From its humble beginnings in 1959, Little Caesars has stretched its cheesy empire from coast to coast, doling out trademark deep-dish pizzas, sauce-drenched wings, and cheesy bread. In keeping with its history as a forward-looking franchise, Little Caesars has cooked up an iPhone application that highlights popular menu items and shoots out piping-hot pies from the phone's port. The pizza purveyor sends its Love Kitchen, a big-rig pizza kitchen on wheels, across the United States and Canada to fill the bellies of homeless people and disaster victims with its daily kneaded dough and freshly shaved mozzarella.

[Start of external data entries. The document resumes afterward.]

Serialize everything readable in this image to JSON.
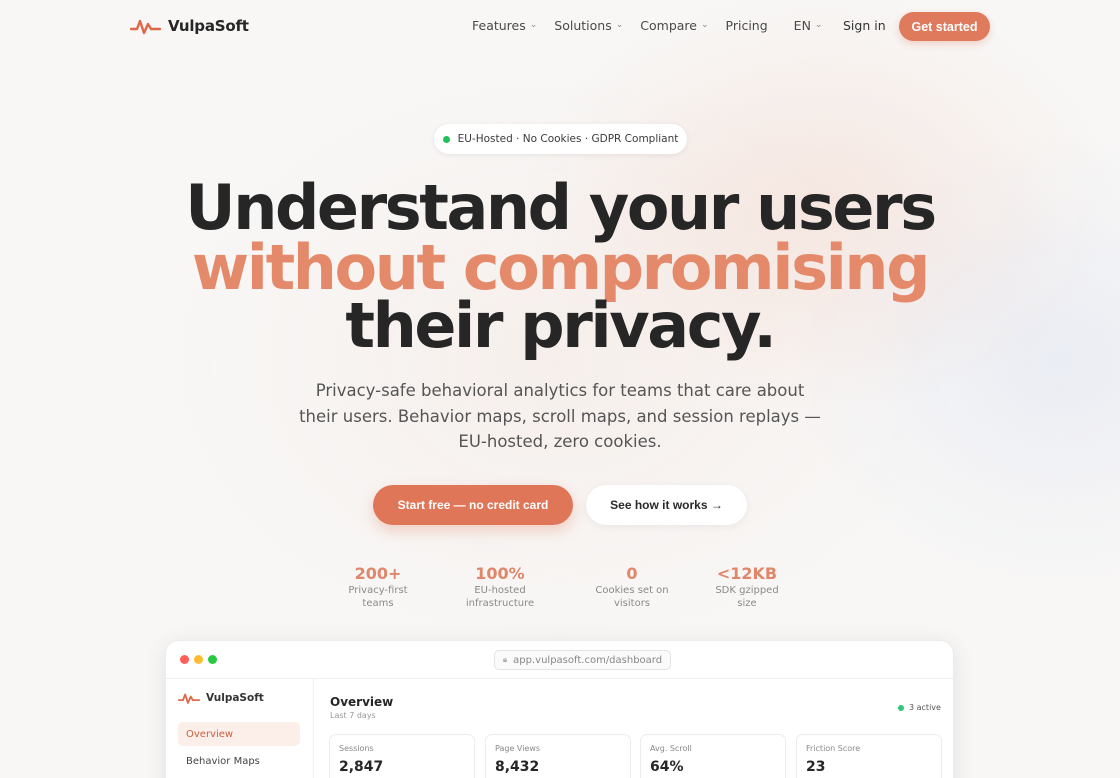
{
  "nav": {
    "brand": "VulpaSoft",
    "links": [
      {
        "label": "Features",
        "dropdown": true
      },
      {
        "label": "Solutions",
        "dropdown": true
      },
      {
        "label": "Compare",
        "dropdown": true
      },
      {
        "label": "Pricing",
        "dropdown": false
      },
      {
        "label": "EN",
        "dropdown": true
      }
    ],
    "sign_in": "Sign in",
    "cta": "Get started"
  },
  "badge": {
    "text": "EU-Hosted · No Cookies · GDPR Compliant",
    "dot_color": "#22c05a"
  },
  "hero": {
    "line1": "Understand your users",
    "line2": "without compromising",
    "line3": "their privacy.",
    "subtitle": "Privacy-safe behavioral analytics for teams that care about their users. Behavior maps, scroll maps, and session replays — EU-hosted, zero cookies.",
    "primary_cta": "Start free — no credit card",
    "secondary_cta": "See how it works →"
  },
  "stats": [
    {
      "value": "200+",
      "label": "Privacy-first teams"
    },
    {
      "value": "100%",
      "label": "EU-hosted infrastructure"
    },
    {
      "value": "0",
      "label": "Cookies set on visitors"
    },
    {
      "value": "<12KB",
      "label": "SDK gzipped size"
    }
  ],
  "preview": {
    "url": "app.vulpasoft.com/dashboard",
    "brand": "VulpaSoft",
    "sidebar": [
      {
        "label": "Overview"
      },
      {
        "label": "Behavior Maps"
      }
    ],
    "title": "Overview",
    "period": "Last 7 days",
    "active": "3 active",
    "cards": [
      {
        "label": "Sessions",
        "value": "2,847"
      },
      {
        "label": "Page Views",
        "value": "8,432"
      },
      {
        "label": "Avg. Scroll",
        "value": "64%"
      },
      {
        "label": "Friction Score",
        "value": "23"
      }
    ]
  },
  "colors": {
    "accent": "#df7a5d",
    "headline_accent": "#e48a6a",
    "text": "#262626"
  }
}
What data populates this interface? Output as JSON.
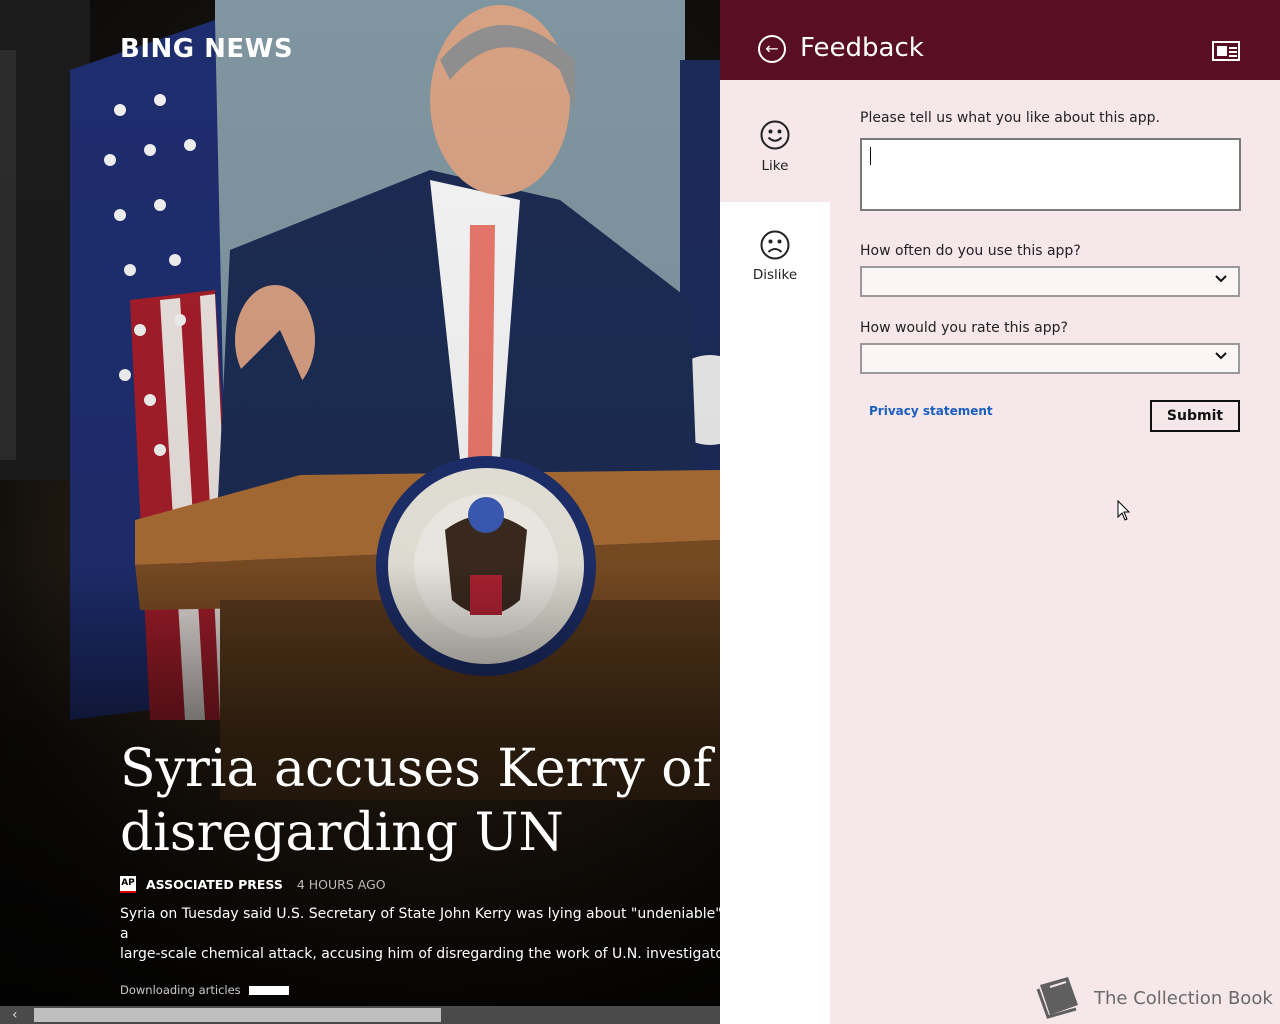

Brickhouse Tavern draws inspiration from New York pizzerias and roadside diners in equal measure, compiling a menu of familiar American comfort foods. The eatery demonstrates its commitment to the region by sourcing as much produce from local farmers as possible, supporting growers who embrace organic and eco-friendly practices in particular. These ingredients lend vibrant flavors to the tavern's signature pizzas, which are created using generations-old family recipes as well as a bit of New York flair. With more than 20 toppings available, guests can design personalized pies with anything from meatballs and fresh garlic to salami and jalapeños. Classic pasta dishes also allow the tavern's Italian origins to shine through an otherwise all-American smorgasbord of burgers, wings, and french fries that don't understand the metric system.
Each of Wing Zone’s 15 sauces comes accompanied with a number. The digit doesn't signify the amount of ingredients, nor is it a tool for easier ordering. Rather, the sauce’s number, much like the scores given to candidates during presidential debates, denotes a spectrum of spiciness, with 1 being mild and 4 being too hot for its own good. Original wings, boneless nuggets, and crispy fried shrimp come dressed in up to four of the zesty flavors, such as garlic parm, Ragin’ Cajun, and, the hottest of the hot, Nuclear habanero. Aside from dressing up chicken and fish, the Wing Zone kitchen also churns out plainly dressed chicken tenders, stacks of burgers with bacon and cheese, and extinguishes burning taste buds with banana cheesecake or chocolate brownie bites.
Amid the brick walls and simple wooden tables at University Pizza, diners relax with a menu of casual meals such as subs and custom pizzas. After a round of chicken wings or cheesy nachos, servers reappear with pizzas topped with pineapple or bacon, or meatball-strewn spaghetti cushioned with a slice of garlic bread. Provolone cheese and sweet peppers layer upon subs loaded with roast beef or spicy ham and salami. After eating, patrons can take to the pool table, watch a game on one of the flat-screen TVs, or retreat to the outdoor patio to brag to sidewalks tormented by the delicious smells emanating from University’s kitchen.
Dough flies through the air as chefs hand-toss pies inside the partially open kitchen at Mona Lisa Pizza. After thin and thick crusts are sprinkled with toppings such as bacon, meatballs, and broccoli, a quick tenure in the oven melts them in a blanket of mozzarella cheese. In the dining room, servers set finished pies atop red-and-white-checkered tablecloths, where they bubble next to celebrity-inspired sandwiches such as “The Stallone” and “The Sinatra.” On Friday and Saturday nights, the eatery transitions from a casual grill to a bar-like atmosphere. A DJ spins tunes and bartenders mix drinks while, on the wall, a framed picture of Mona Lisa smirks about having filled all of Da Vinci’s salt shakers with sugar.
Veneziano Italian Restaurant's talented kitchen staff draws on a menu of traditional Italian recipes tweaked by multiple generations during more than 60 years in business. Guests can dive into seafood dishes such as scallops parmesan ($17), a catch of sautéed scallops tossed in marinara sauce and baked with cheese, or sort through maritime treasures like Poseidon during tax season with the shrimp, calamari, and mussels of the frutti di mare ($23.50). Beneath the gleeful clutter of murals, mementoes, and stained glass that festoons the walls, Tony's beef braciolia napolitana ($17.50) tempts palates with a savory pinwheel of beef rolled with eggs and pine nuts dunked in ragu sauce with mushrooms. House-made pastas such as manicotti, gnocchi, and cannelloni fill platters with freshly minted noodles customized with a variety of traditional sauces and butcher-fresh meats atop festive red-checked tablecloths. Patrons can share custody of dinner with a menu of hand-tossed 16-inch pizzas such as the veggie pie ($18), a crisp crust bedecked with mushrooms, spinach, eggplant, and notes from adoring farmers.